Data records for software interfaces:
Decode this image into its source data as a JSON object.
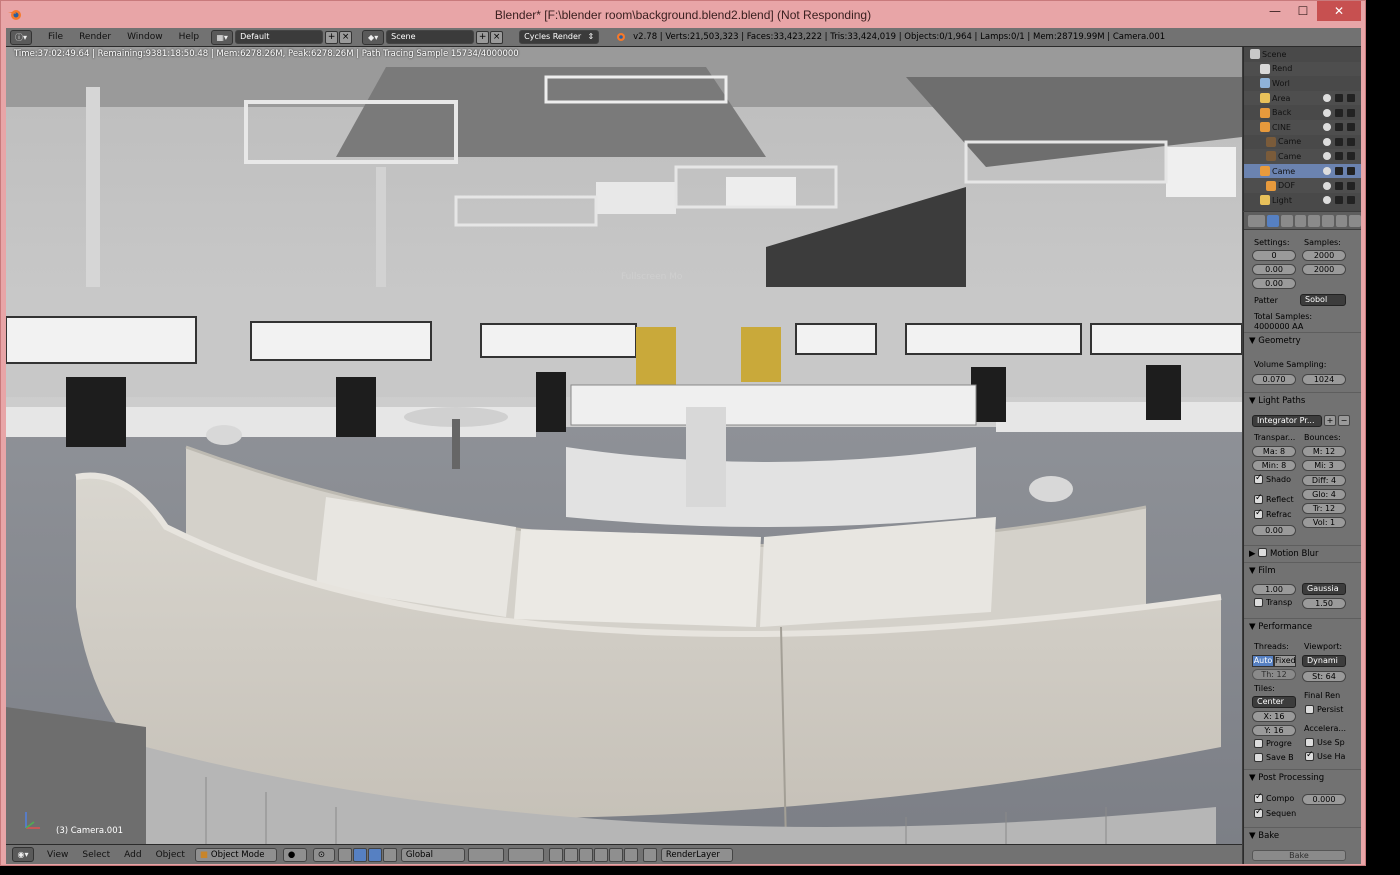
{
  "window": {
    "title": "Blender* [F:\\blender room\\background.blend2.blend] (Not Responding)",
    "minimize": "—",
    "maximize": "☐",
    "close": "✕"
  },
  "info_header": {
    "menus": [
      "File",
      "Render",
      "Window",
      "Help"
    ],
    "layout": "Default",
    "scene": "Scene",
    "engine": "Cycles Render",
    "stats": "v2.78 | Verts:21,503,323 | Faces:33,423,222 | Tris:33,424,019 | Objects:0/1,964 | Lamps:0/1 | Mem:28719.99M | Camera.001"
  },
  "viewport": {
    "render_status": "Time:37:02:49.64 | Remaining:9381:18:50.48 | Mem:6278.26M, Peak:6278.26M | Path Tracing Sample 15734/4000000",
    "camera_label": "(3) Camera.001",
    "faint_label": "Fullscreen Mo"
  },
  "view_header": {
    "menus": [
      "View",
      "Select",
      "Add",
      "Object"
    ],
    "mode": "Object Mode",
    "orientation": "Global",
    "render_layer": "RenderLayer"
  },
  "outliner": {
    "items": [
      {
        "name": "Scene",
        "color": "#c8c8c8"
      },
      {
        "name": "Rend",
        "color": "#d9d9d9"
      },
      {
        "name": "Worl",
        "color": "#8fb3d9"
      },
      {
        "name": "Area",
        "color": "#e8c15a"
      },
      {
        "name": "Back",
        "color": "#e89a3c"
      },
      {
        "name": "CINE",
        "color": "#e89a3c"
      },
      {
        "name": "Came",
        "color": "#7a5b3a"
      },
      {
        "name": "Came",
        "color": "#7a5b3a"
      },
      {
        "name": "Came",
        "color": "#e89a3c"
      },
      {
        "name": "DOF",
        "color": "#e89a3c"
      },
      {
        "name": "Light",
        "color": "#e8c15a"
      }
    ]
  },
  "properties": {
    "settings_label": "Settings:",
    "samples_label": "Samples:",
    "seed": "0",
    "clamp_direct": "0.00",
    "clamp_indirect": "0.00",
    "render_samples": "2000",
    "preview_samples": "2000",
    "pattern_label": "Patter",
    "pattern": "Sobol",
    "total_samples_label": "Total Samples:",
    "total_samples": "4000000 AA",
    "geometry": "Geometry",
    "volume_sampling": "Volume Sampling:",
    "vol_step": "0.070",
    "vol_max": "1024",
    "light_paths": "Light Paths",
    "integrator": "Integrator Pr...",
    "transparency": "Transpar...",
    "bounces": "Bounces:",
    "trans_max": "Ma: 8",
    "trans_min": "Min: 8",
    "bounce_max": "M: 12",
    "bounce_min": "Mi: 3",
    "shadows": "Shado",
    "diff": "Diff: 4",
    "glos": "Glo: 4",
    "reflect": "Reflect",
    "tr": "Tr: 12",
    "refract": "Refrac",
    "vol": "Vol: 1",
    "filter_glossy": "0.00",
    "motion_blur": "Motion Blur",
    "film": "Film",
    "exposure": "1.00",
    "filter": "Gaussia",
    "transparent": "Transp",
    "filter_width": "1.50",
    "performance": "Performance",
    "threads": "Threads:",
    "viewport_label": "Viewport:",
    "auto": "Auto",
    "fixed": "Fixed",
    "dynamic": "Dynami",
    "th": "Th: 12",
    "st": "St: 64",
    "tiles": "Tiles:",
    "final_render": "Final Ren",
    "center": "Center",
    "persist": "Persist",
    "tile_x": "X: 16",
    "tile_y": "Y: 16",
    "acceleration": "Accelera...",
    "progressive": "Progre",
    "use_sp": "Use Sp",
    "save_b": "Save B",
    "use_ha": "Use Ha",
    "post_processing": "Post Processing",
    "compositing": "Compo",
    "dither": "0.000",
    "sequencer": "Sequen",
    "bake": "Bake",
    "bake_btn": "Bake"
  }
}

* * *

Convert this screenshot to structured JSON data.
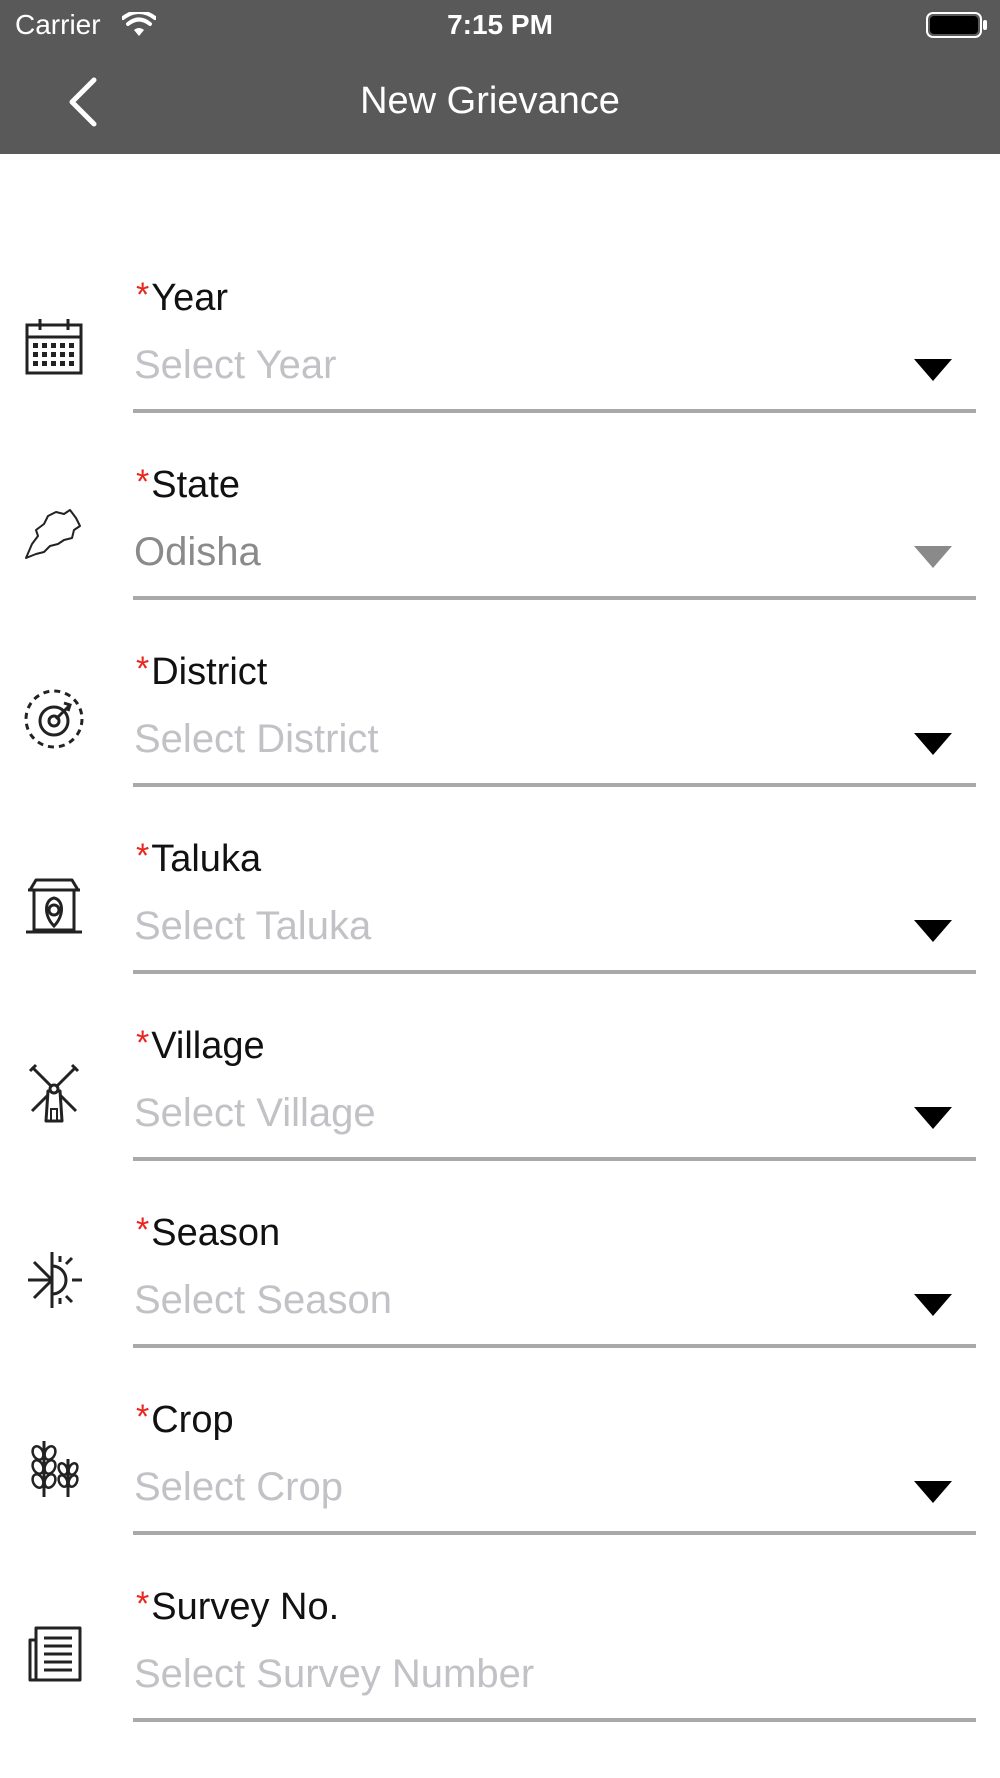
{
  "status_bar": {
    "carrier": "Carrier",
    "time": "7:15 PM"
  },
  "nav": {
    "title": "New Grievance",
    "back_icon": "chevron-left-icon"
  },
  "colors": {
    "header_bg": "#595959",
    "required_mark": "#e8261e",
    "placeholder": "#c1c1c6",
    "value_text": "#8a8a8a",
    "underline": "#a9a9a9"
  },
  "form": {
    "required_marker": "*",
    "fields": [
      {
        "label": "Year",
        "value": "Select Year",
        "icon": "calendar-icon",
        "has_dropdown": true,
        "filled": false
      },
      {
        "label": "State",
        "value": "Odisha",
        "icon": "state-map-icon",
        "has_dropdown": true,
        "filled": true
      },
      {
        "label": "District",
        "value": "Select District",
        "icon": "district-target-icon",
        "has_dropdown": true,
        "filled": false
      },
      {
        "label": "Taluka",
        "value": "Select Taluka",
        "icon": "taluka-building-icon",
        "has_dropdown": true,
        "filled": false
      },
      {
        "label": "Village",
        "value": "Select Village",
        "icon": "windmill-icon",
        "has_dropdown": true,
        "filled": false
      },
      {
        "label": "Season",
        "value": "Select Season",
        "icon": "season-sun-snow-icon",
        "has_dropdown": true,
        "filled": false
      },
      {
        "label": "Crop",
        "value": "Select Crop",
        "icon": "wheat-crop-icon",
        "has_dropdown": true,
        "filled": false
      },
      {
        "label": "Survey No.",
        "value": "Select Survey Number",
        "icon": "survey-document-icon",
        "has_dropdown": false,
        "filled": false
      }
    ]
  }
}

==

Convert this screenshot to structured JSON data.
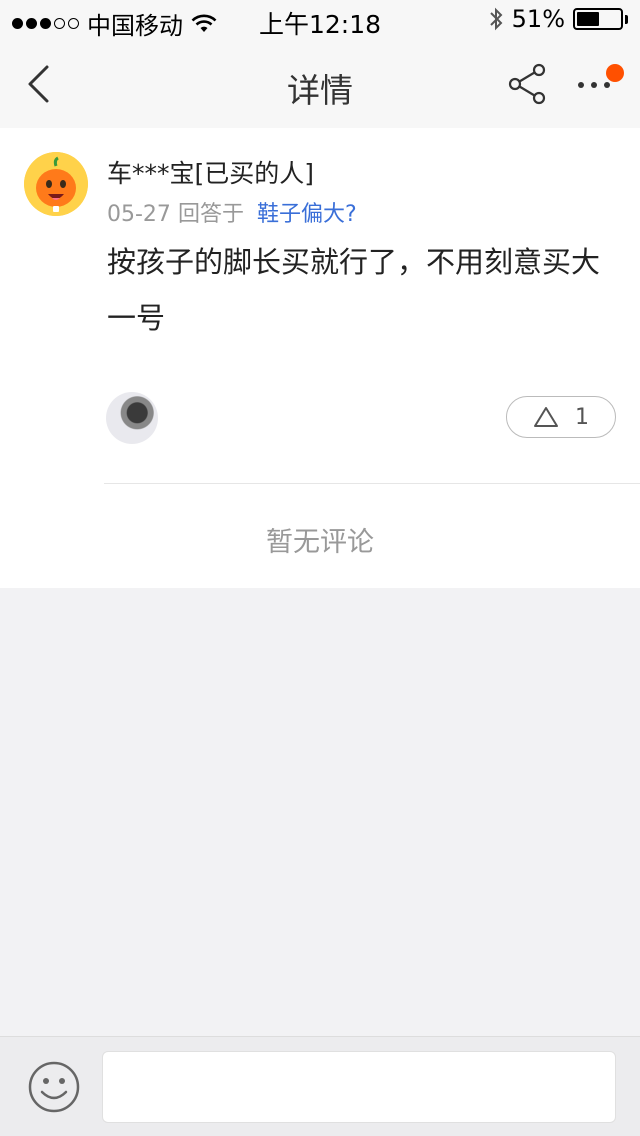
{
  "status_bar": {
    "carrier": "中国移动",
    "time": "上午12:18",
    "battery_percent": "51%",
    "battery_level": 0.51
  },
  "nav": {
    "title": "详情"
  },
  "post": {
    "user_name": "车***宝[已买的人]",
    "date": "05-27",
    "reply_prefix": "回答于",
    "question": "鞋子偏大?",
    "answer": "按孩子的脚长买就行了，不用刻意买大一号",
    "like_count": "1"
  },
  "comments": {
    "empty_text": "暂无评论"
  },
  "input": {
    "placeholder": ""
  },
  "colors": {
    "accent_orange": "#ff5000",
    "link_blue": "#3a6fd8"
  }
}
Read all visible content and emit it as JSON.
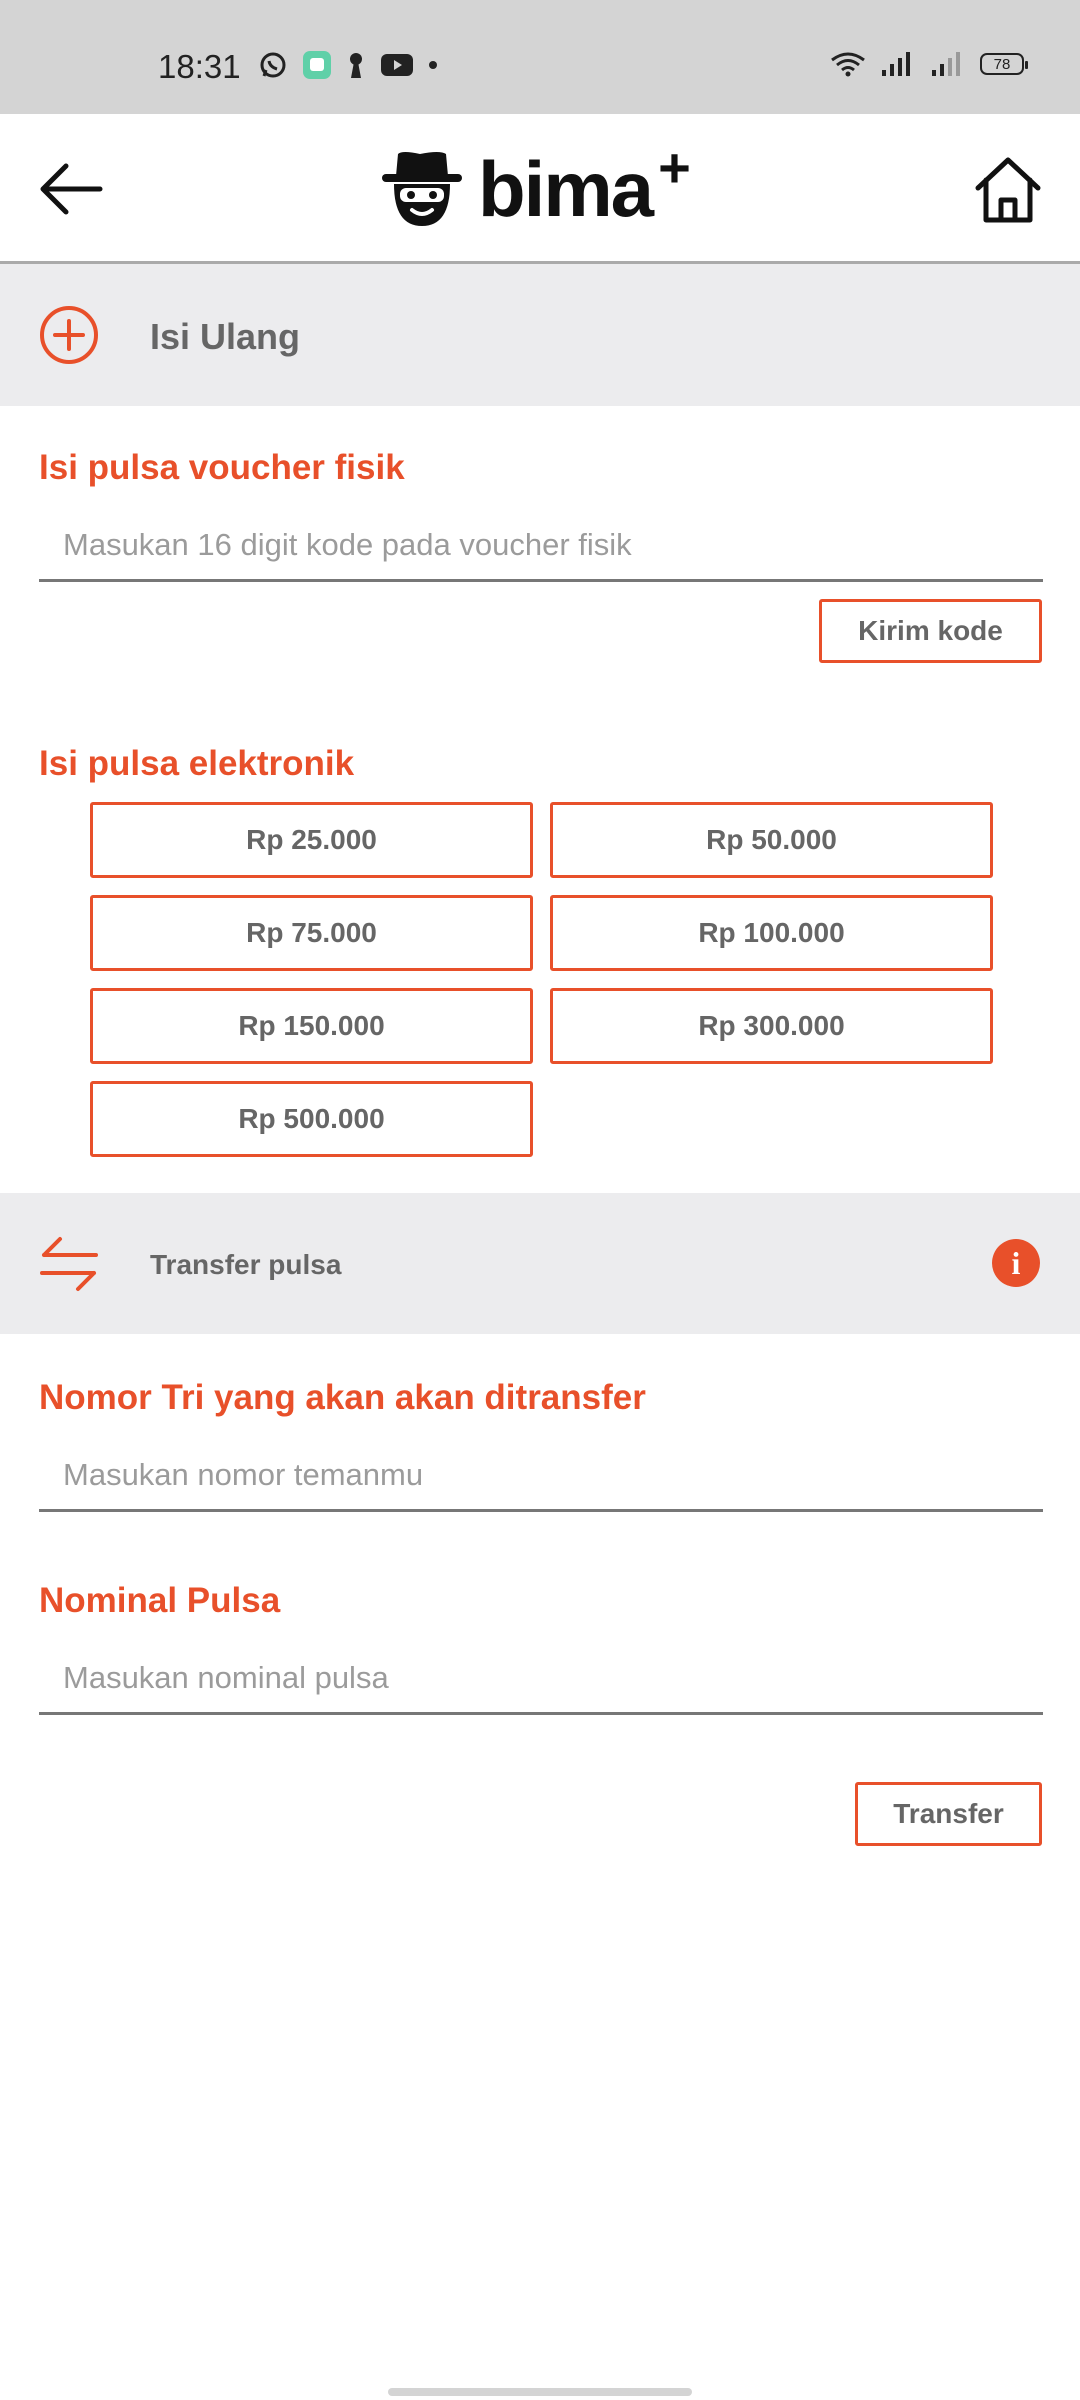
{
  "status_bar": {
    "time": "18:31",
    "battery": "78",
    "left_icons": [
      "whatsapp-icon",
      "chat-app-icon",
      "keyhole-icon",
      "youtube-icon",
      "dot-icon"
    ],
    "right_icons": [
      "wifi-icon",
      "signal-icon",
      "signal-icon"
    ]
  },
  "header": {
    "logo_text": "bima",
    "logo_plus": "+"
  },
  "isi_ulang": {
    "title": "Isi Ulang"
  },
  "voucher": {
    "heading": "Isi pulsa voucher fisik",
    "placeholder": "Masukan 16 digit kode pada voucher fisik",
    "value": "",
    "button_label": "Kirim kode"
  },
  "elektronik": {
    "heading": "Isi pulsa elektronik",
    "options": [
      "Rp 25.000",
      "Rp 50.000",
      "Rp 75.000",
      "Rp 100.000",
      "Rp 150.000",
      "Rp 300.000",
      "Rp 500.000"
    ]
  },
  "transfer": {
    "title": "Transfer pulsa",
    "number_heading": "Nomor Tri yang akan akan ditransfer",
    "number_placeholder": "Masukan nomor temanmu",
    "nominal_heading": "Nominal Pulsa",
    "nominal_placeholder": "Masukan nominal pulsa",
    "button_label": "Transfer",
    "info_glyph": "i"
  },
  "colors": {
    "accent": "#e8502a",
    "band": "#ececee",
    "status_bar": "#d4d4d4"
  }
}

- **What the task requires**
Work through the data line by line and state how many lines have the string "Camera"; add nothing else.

- **Answer box**
2